• _WHAT IS BEING ASKED_
From the entries that follow, copy each line containing the word "Hora".

------------------------------------

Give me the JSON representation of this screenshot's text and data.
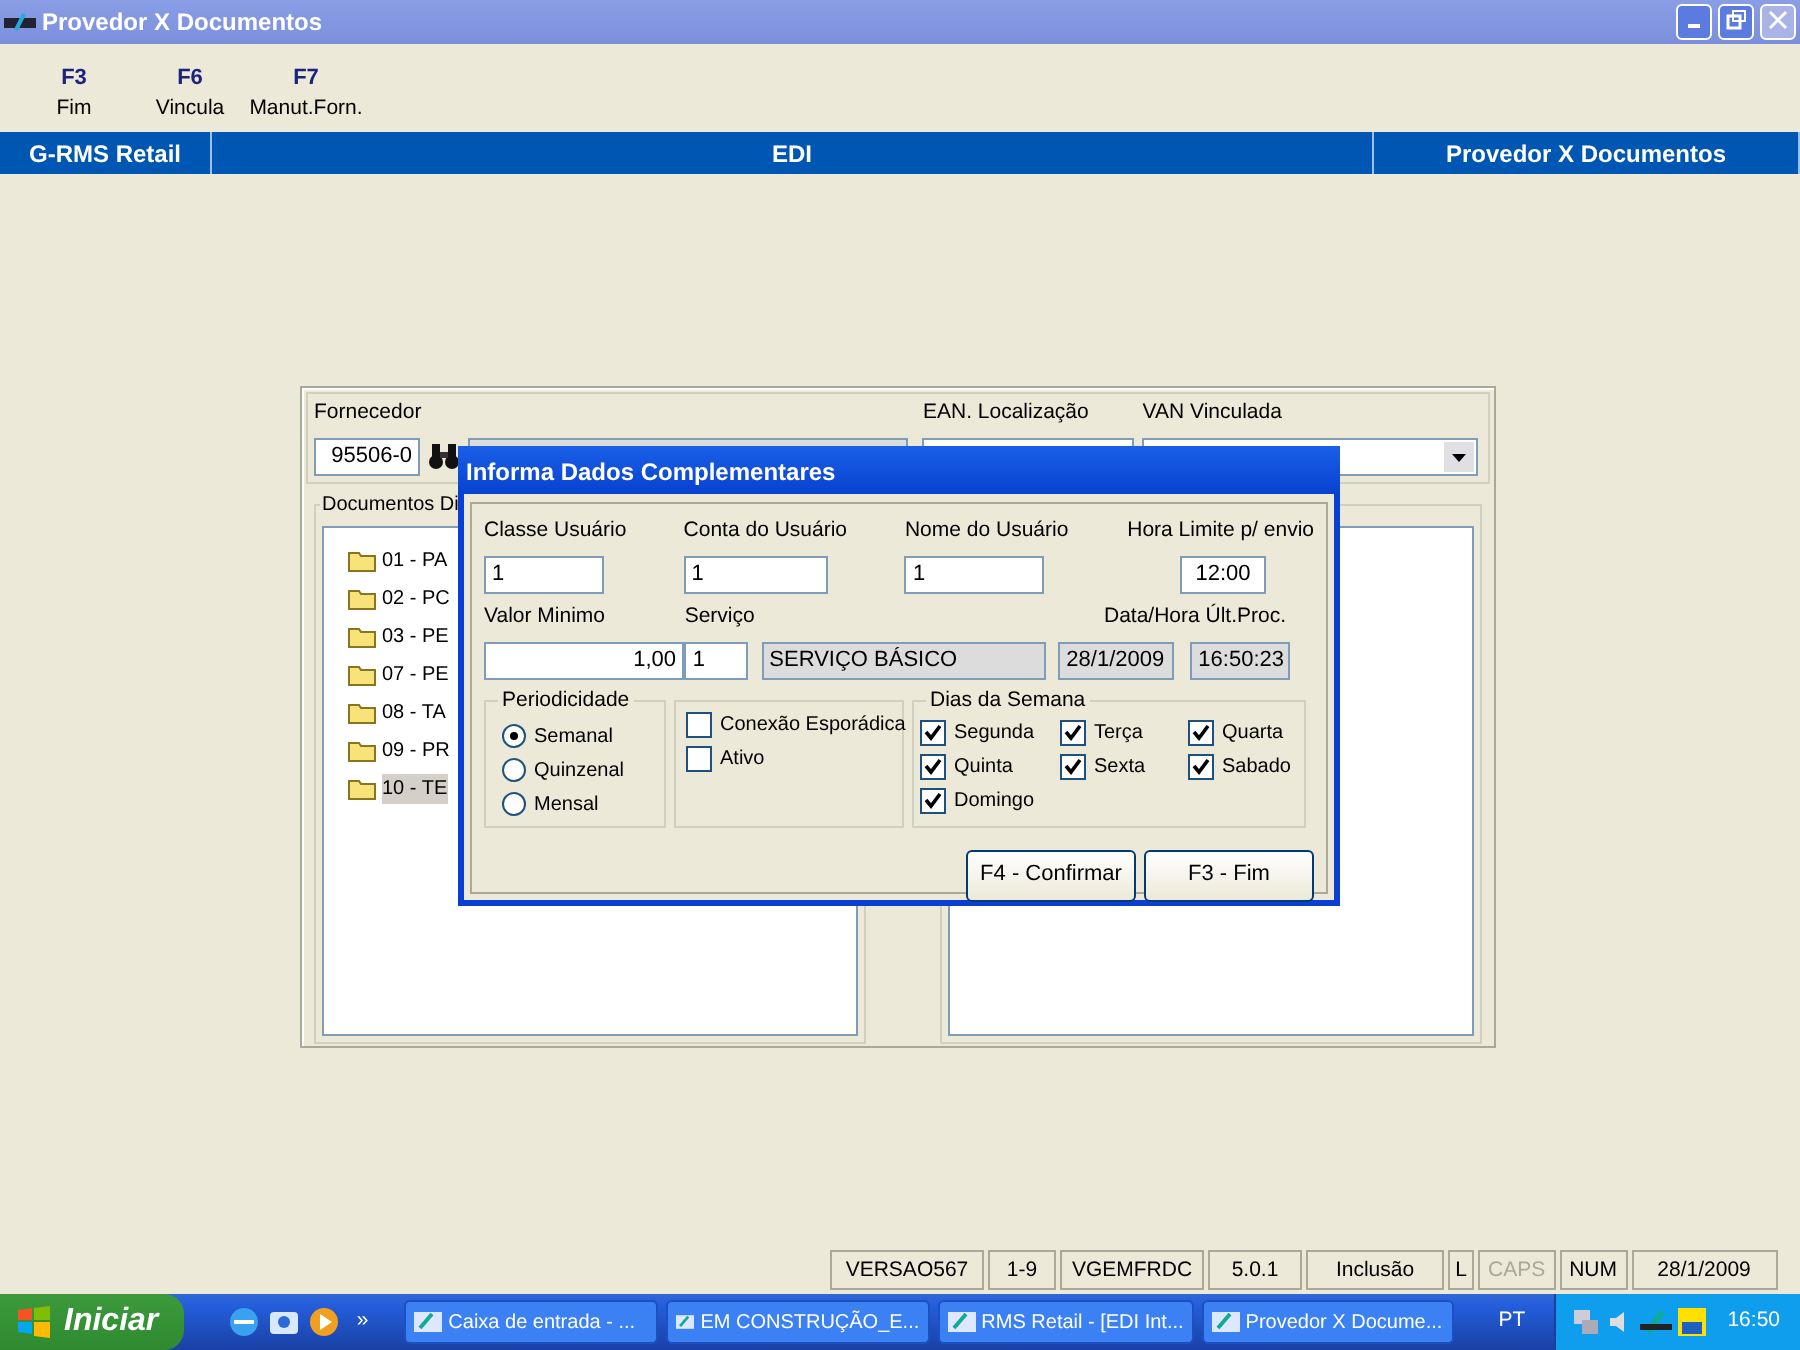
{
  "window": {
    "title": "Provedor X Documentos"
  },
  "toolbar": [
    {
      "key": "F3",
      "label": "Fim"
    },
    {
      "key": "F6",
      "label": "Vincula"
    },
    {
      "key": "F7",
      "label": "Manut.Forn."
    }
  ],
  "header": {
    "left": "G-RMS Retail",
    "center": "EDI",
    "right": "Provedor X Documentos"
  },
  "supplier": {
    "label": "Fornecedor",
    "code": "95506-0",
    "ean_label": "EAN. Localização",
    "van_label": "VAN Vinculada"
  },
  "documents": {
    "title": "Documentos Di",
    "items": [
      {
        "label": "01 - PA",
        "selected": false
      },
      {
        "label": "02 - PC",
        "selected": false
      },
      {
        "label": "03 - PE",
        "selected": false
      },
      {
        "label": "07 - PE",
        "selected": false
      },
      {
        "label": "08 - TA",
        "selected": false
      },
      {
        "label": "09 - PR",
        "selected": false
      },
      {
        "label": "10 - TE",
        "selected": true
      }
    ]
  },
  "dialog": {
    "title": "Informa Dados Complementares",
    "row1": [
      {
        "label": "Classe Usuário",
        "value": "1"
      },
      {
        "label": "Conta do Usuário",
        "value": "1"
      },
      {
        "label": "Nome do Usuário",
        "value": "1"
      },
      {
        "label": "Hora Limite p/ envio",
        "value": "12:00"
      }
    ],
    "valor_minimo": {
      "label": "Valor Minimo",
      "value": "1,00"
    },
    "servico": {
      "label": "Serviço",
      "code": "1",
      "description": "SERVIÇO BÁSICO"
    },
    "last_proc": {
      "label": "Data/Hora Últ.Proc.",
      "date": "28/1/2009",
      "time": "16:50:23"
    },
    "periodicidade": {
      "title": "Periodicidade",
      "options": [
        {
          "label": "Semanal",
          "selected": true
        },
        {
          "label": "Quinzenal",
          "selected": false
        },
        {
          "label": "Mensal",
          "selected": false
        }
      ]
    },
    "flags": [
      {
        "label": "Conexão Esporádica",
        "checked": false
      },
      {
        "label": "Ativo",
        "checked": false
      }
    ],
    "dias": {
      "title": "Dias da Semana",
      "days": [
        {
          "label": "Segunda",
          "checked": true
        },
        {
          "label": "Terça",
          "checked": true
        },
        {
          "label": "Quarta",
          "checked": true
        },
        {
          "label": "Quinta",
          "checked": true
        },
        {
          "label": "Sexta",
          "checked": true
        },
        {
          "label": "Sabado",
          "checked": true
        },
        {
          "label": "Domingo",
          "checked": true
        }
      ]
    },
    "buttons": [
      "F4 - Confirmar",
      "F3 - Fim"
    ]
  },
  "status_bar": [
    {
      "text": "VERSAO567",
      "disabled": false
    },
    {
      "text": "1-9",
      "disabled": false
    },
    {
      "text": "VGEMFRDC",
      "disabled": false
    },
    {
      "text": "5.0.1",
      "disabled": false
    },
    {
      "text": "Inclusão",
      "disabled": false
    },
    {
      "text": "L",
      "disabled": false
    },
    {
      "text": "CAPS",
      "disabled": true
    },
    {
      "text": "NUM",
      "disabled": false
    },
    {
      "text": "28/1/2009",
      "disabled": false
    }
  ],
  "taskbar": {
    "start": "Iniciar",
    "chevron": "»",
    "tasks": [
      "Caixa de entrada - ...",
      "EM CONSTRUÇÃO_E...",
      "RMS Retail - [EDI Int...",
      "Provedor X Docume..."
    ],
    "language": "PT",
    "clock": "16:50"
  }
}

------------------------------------

• _ANSWER BOX_
        "label": "Hora Limite p/ envio",
      "label": "Data/Hora Últ.Proc.",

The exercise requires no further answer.